"I don't know where it came from, but … all at once it came out full cloth … and the song was written in 20 minutes," he continued. "And there's a line in there that is so brutal because it's so true and I can't play the song live because I don't think I'd make it through it. Like, I haven't played this song live and I don't like to think about it."
The line in question reads: "She'll fight for you like hell, then force herself to like some other man."
"That's what women do. They show up 100 percent," he said. "There's a time they are there 100 percent with everything. And then, at some point for whatever reason, not making a judgment, you or someone else says, 'Nah.' And what they force themselves to do to get over you is so transformative for good and bad that you will never see that whole person again."
Mayer has had a number of high-profile relationships over the years, including Jennifer Love Hewitt, Taylor Swift, Jessica Simpson, Jennifer Aniston, and most recently, Katy Perry.
Regardless of which ex he's referencing in his heartfelt lyrics, however, Mayer says he's still struggling to get the words out without breaking down.

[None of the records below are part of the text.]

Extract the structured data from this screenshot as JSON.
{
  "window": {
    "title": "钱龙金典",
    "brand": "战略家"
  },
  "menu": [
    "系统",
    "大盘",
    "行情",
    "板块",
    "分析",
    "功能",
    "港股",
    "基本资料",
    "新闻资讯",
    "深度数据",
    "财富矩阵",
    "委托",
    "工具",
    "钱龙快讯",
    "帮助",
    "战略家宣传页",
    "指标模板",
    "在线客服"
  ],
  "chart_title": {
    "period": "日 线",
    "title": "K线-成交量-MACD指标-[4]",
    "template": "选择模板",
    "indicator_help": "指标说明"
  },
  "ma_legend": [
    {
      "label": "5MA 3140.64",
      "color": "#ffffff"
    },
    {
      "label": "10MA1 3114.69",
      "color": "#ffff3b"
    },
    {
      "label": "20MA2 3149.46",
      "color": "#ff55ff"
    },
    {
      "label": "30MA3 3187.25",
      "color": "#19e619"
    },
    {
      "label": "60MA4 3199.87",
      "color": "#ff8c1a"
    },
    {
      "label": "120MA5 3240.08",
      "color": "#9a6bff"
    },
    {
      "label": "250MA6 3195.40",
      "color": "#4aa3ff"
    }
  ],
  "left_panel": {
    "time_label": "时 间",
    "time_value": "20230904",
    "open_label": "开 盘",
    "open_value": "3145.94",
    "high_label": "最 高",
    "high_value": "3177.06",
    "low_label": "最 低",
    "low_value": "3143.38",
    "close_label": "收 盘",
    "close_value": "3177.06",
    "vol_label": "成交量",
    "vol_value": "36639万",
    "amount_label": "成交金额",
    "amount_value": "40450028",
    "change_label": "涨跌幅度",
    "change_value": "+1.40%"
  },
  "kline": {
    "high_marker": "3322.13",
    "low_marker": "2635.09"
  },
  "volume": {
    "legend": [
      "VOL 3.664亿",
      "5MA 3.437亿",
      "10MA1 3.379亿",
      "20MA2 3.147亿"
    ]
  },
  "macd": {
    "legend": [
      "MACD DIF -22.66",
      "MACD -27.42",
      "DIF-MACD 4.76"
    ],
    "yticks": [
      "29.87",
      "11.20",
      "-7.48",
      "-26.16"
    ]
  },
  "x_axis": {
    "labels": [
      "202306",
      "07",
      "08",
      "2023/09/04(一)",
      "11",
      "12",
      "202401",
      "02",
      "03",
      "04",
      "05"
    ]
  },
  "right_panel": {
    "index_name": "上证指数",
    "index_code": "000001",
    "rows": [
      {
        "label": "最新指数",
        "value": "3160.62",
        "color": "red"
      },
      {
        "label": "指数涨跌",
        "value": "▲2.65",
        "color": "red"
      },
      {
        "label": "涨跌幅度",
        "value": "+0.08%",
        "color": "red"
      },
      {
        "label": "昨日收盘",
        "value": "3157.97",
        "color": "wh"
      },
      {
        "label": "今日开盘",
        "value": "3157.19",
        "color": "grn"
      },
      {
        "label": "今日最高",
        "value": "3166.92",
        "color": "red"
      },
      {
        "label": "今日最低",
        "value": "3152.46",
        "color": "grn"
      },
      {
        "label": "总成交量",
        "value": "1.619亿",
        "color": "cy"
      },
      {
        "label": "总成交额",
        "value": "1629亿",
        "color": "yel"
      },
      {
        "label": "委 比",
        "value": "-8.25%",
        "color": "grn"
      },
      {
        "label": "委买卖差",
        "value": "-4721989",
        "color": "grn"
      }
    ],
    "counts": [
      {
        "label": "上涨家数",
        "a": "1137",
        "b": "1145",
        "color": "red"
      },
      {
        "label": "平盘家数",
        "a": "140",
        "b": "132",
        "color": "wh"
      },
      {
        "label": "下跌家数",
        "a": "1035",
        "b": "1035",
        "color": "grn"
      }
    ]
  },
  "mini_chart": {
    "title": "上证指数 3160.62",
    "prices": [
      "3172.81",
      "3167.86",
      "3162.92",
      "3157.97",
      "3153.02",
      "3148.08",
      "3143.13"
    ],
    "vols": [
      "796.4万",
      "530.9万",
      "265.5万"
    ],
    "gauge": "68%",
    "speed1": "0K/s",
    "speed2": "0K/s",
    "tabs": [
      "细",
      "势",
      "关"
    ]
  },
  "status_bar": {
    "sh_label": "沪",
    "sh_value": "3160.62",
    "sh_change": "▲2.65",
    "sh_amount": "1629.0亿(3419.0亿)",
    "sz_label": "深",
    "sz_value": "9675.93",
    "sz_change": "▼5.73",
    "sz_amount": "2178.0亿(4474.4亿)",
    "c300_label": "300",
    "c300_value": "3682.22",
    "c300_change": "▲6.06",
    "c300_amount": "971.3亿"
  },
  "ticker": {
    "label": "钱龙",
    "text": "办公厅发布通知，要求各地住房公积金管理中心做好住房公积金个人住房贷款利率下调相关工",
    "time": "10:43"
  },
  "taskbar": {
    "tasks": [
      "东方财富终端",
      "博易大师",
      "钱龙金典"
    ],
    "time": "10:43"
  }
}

"Maybe it's revisionist history, and you're completely wrong, but songs aren't supposed to be philosophically correct. They just have to be true to your feelings," he said. "And every time I sang that line, I would cry in the middle of that line. It took me days and days and days to be able to sing that line for the record, and get through it without crying."